Vauxhall Grandland X Review
The Vauxhall Grandland X is decently practical, safe and good value for money. However, the mixed interior quality might put you off
This score is awarded by our team of expert reviewers after extensive testing of the car
- Comfy over bumps
- Spacious inside
- All models well equipped
What's not so good
- Sluggish infotainment
- Top-spec cars are expensive
- No four-wheel drive option
Vauxhall Grandland X: what would you like to read next?
The Vauxhall Grandland X is a family SUV that hopes to sway you away from alternatives with its reasonably large boot, good amount of standard safety kit and overall ease of use.
Those alternatives include the mechanically similar Peugeot 3008, the comfy Nissan Qashqai and the practical VW Tiguan, all of which are highly accomplished family SUVs.
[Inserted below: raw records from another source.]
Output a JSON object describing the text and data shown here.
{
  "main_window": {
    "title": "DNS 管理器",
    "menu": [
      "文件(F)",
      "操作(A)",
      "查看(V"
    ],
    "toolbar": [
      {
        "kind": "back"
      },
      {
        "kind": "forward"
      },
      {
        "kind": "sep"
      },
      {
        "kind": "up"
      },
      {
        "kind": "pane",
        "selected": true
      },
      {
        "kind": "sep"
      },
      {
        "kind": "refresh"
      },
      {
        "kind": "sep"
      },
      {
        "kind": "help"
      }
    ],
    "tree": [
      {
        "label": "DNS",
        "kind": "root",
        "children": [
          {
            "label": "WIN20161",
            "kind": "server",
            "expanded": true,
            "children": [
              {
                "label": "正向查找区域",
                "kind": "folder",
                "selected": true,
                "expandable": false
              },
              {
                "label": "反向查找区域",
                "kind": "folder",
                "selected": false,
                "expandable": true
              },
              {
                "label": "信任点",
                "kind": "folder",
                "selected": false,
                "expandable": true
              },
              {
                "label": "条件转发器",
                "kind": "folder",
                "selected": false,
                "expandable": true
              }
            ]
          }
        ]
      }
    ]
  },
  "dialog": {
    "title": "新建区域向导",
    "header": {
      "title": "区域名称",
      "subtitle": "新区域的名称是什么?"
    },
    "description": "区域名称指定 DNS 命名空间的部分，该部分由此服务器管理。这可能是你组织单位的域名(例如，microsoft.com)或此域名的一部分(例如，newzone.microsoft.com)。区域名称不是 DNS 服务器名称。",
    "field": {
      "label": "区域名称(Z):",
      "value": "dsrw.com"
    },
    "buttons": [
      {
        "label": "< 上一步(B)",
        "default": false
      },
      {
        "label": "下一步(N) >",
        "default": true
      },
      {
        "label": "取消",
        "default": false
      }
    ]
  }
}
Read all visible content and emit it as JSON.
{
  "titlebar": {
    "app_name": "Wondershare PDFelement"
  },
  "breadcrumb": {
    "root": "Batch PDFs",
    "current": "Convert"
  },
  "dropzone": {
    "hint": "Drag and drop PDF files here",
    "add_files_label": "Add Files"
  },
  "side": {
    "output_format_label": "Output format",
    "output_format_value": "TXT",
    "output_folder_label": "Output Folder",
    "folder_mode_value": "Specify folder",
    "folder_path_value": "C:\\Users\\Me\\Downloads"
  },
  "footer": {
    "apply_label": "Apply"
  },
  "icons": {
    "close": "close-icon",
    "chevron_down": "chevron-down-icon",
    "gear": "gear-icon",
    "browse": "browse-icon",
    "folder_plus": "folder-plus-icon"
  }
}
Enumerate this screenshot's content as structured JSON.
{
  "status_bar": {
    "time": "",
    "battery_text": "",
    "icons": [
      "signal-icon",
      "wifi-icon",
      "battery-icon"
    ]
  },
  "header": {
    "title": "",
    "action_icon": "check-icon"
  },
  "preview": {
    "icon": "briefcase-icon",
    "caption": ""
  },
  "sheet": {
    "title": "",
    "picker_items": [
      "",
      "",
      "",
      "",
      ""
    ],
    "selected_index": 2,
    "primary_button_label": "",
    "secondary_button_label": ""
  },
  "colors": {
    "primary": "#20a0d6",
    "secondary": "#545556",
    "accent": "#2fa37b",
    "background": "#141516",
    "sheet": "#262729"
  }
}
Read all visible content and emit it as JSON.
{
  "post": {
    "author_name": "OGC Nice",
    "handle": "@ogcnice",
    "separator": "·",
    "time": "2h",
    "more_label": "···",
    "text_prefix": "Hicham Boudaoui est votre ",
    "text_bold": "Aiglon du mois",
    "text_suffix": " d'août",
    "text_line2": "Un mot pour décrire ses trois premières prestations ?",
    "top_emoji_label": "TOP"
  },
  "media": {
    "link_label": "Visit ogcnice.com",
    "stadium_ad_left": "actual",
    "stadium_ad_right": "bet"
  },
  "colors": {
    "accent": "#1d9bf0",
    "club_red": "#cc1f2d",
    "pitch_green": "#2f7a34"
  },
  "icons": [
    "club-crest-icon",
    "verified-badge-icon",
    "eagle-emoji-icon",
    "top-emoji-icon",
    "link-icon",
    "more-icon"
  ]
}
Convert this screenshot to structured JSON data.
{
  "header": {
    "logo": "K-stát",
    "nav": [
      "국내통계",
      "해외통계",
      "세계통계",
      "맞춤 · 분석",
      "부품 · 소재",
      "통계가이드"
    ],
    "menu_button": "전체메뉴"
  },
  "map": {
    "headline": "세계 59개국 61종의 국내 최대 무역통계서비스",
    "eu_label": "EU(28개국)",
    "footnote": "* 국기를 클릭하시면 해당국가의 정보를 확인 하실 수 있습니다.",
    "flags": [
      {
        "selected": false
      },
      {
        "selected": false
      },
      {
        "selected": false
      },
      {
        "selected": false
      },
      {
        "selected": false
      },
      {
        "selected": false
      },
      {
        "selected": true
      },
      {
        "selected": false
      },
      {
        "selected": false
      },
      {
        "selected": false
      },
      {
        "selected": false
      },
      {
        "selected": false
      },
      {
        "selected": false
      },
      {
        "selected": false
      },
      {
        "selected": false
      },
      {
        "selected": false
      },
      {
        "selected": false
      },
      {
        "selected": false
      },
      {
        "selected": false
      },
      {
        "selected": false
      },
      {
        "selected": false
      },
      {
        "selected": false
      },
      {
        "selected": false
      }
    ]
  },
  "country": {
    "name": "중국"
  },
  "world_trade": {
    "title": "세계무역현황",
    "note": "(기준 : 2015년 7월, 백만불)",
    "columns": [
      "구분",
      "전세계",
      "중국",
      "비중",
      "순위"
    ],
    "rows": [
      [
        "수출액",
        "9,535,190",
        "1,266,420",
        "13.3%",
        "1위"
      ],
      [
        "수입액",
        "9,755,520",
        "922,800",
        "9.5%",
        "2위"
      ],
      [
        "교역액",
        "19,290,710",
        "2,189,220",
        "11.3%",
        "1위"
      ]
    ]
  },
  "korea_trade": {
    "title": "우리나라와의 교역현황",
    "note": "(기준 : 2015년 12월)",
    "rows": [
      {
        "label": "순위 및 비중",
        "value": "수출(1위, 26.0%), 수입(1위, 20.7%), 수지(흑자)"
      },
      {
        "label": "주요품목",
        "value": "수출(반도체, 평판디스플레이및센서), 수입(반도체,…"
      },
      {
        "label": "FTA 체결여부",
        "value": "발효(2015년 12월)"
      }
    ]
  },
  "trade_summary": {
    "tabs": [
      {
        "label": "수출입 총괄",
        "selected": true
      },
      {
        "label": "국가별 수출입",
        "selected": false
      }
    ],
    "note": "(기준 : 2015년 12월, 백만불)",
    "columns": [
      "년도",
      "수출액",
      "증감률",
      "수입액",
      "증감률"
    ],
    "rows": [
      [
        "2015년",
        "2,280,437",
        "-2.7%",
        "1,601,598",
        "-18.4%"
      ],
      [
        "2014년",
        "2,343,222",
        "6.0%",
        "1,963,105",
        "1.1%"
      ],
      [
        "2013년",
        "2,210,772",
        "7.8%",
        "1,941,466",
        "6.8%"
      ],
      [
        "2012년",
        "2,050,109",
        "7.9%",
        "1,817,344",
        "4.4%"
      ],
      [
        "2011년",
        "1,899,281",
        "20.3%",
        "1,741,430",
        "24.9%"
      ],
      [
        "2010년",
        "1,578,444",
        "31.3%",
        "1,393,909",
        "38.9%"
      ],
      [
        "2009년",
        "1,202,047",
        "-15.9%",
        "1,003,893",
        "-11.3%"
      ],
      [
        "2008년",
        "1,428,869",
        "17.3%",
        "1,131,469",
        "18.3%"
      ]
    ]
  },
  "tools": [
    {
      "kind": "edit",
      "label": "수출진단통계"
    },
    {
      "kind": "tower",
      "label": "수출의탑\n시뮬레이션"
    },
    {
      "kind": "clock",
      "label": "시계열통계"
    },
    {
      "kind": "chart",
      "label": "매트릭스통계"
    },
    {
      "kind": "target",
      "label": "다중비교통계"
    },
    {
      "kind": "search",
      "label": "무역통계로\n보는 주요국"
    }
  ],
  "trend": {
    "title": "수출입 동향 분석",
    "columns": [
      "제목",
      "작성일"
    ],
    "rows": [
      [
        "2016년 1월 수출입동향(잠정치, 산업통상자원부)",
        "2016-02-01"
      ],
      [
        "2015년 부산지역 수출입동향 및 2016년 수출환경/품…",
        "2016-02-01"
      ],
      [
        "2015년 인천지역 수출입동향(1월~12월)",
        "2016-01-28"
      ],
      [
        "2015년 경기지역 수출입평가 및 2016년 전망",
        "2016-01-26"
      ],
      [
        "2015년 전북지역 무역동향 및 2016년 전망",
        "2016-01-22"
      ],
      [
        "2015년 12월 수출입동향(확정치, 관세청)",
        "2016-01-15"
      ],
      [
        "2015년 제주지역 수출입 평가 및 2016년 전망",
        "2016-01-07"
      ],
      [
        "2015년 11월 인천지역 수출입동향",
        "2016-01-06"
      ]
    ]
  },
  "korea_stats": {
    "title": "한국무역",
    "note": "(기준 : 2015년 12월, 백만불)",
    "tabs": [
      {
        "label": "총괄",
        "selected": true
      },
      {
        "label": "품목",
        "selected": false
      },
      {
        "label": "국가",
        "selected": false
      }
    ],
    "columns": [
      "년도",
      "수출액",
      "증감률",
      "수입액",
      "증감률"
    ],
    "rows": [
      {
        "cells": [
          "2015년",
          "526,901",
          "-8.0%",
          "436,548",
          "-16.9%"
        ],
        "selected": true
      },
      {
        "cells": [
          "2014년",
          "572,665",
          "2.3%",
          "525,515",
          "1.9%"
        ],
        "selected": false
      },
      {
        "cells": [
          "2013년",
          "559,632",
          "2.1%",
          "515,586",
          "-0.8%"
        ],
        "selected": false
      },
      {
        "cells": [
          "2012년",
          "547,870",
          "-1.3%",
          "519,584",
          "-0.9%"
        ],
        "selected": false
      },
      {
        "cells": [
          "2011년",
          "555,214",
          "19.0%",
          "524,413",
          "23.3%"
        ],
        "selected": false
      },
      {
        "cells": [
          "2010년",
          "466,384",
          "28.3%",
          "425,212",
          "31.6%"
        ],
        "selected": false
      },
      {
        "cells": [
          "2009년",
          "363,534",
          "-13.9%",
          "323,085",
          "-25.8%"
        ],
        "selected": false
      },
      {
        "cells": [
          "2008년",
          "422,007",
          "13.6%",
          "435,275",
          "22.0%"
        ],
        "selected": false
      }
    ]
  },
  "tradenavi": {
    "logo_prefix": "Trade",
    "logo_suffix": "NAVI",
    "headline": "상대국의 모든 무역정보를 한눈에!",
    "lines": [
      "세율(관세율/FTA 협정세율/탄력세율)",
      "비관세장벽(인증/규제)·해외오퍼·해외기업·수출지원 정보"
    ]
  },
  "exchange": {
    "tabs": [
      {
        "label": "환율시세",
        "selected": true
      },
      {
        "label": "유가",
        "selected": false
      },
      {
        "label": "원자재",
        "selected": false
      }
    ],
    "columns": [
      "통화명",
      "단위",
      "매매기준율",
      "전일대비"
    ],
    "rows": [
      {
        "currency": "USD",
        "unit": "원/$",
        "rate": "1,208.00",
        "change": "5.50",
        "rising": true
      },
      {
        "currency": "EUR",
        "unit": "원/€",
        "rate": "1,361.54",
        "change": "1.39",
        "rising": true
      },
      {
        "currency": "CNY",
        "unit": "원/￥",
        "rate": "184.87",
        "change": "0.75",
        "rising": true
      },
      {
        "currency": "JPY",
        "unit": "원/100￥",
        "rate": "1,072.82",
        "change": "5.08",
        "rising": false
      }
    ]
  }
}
Sit inside the Vauxhall and the dashboard looks traditional, with little surprises, and the layout is intuitive which, inevitably, makes the cabin feel less distinctive than the likes of the Peugeot 3008. The plastics in the Vauxhall feel nice and soft for the most part, but build quality is mixed – you can easily shake the centre console and the central cubby lid feels flimsy.
Inside, the Grandland X has plenty of space up front and enough room for a six-foot passenger to sit behind a similarly tall driver. That said, the Vauxhall isn’t as good at carrying three passengers in the rear seats as the slightly wider Volkswagen Tiguan.
The Vauxhall Grandland X is behind the Tiguan when it comes to boot space, too. That isn’t to say the Vauxhall’s boot isn’t large enough – it swallows baby strollers and large suitcases with ease – but the VW has around 100 litres more, which can be as much as an extra person’s luggage.
Getting the Vauxhall Grandland X is a bit like ordering a traditional dish at a modern restaurant: you know you’ll like what you’ve ordered, but you might enjoy your meal all the more if you were a bit more adventurous
Loaded up to the brim, the Vauxhall Grandland X feels best with one of the two diesel engines. The strong pulling power at low revs and hushed nature of the smaller 1.5-litre diesel makes the louder and dearer 2.0-litre a bit of a needless expense – unless you’re going to be doing lots of towing. If you’ll spend most of your time driving around town, then the punchy and cheaper 1.2-litre petrol is well worth considering.
Driving the Grandland X around town is very easy – there’s decent all-round visibility, letting you dart around city streets with confidence, and the standard rear parking sensors help when reversing in tricky spots. Out on the motorway, wind and road noise are kept at reasonable levels and the Grandland X is pretty comfortable over poor surfaces, but overall a VW Tiguan is even comfier over bumps and goes around corners with less body roll.
The Grandland X is not available with four-wheel drive but you can spec the All Road pack, which adds special tyres for mud and snow and selectable driving modes to suit the driving conditions. Fitted with the All Road pack, the Grandland X will give you peace of mind on slippery roads.
What will give you peace of mind all year round is the excellent five-star safety score from Euro NCAP. Lane departure warning is standard and so is Vauxhall’s OnStar service, which will contact the emergency services for you if you have an accident.
The Grandland X may not be the best car of its type, but it’s above average in many important areas – its space and equipment, for example – and is certainly worth considering if you want a family SUV.